Eighty-five percent of data breaches go undetected, but organizations have a new type of cop on the beat to ferret out these illicit activities - the data scientist, says Phil Neray, head of security intelligence strategy and marketing for Q1 Labs, an IBM company.
How will Diane Ness and BITS help banks reduce fraud? As the new head of fraud-reduction programs for the technology division of the Financial Services Roundtable, Ness says education and communication about emerging threats will be a priority.
Securing the massive amounts of data swamping organizations, a trend known as big data, can be addressed, in part, by organizations simply getting rid of data no longer needed, Grant Thornton's Danny Miller says.
Ignorance is not bliss.

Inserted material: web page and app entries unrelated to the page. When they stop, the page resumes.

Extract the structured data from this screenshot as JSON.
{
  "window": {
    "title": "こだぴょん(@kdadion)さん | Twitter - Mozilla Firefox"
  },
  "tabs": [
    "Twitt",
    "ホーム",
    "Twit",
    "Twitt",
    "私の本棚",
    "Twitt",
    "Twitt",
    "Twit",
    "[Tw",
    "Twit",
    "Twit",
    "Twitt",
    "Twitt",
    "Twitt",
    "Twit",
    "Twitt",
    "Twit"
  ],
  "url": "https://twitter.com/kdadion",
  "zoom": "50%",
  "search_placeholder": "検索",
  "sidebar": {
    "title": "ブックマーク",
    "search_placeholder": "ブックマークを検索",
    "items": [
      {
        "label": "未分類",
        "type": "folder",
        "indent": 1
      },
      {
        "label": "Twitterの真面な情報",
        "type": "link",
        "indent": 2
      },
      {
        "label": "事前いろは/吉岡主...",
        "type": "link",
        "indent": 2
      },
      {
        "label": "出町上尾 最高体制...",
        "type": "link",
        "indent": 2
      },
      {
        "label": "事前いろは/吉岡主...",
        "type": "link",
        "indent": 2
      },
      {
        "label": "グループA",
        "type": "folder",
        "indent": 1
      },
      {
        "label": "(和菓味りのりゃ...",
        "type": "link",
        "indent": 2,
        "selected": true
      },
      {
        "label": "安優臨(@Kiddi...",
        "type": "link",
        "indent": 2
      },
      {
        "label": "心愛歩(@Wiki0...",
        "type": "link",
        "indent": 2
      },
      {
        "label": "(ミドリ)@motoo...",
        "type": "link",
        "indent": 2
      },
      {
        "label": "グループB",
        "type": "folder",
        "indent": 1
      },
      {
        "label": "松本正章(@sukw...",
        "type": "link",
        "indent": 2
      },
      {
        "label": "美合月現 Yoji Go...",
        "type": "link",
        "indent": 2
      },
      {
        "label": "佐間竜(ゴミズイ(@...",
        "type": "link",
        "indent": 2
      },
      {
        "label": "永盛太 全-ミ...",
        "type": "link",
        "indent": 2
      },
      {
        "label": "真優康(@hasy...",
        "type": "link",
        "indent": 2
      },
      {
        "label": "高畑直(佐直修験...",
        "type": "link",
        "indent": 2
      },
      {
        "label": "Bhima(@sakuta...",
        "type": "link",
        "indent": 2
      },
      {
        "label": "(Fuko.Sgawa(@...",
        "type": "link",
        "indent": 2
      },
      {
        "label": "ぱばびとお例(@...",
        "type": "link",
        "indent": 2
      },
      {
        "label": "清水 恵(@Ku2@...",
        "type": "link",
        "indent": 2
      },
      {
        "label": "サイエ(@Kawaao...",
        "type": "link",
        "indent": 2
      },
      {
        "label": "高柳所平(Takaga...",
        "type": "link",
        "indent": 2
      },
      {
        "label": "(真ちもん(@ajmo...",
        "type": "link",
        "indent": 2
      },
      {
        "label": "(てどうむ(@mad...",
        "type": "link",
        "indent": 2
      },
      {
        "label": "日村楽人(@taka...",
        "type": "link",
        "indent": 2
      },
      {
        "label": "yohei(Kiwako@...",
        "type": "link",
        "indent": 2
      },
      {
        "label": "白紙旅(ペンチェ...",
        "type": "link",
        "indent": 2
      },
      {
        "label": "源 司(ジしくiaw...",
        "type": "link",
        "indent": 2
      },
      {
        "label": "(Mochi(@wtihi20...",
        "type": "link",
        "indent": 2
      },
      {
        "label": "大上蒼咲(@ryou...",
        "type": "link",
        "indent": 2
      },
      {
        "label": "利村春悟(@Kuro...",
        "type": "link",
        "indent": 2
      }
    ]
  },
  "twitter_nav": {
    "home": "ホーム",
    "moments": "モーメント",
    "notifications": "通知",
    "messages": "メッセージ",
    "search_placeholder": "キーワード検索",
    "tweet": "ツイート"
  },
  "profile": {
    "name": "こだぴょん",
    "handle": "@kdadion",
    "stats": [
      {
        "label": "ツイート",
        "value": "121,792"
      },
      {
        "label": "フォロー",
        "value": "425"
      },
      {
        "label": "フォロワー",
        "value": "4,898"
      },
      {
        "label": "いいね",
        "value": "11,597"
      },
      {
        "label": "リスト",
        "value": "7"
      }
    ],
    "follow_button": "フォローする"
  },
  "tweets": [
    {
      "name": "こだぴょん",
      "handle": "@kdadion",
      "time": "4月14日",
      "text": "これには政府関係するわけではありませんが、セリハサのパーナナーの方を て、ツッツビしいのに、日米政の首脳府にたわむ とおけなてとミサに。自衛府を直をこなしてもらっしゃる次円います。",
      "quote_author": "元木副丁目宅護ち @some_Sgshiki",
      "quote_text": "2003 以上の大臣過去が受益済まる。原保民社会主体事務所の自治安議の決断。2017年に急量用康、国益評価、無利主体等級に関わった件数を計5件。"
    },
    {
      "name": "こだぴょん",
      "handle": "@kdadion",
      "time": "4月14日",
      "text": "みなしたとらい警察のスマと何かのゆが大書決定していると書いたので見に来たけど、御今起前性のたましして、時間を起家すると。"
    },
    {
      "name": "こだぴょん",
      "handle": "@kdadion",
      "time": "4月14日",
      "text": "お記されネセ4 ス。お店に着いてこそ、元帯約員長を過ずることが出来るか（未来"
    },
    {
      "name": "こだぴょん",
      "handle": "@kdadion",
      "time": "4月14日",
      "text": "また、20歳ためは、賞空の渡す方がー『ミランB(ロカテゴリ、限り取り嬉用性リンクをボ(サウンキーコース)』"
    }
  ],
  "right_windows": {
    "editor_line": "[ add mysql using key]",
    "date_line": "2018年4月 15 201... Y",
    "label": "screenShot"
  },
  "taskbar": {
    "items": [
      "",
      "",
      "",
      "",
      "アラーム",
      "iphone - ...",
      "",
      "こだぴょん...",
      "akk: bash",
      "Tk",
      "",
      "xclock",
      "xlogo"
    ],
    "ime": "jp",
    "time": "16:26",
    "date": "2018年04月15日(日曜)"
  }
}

Two new studies, when viewed together, show that consumers' ignorance of the consequences of their actions coupled with enterprises' unawareness of their computing environment equal unacceptable risk.
As enterprises spend frugally on IT security, cybercriminals aren't, and that presents big problems for organizations working feverishly to secure their digital assets, says Steve Durbin, global vice president of the Information Security Forum.
Increasingly, social engineers target unwitting insiders to plunder organizations' financial and intellectual assets. How can you prevent these and traditional inside attacks? CMU's Dawn Cappelli offers tips.
Components manufactured overseas that go into IT products used by the U.S. government could be exploited by foreign intelligence agents to degrade the security of critical federal government networks and data, the GAO reports.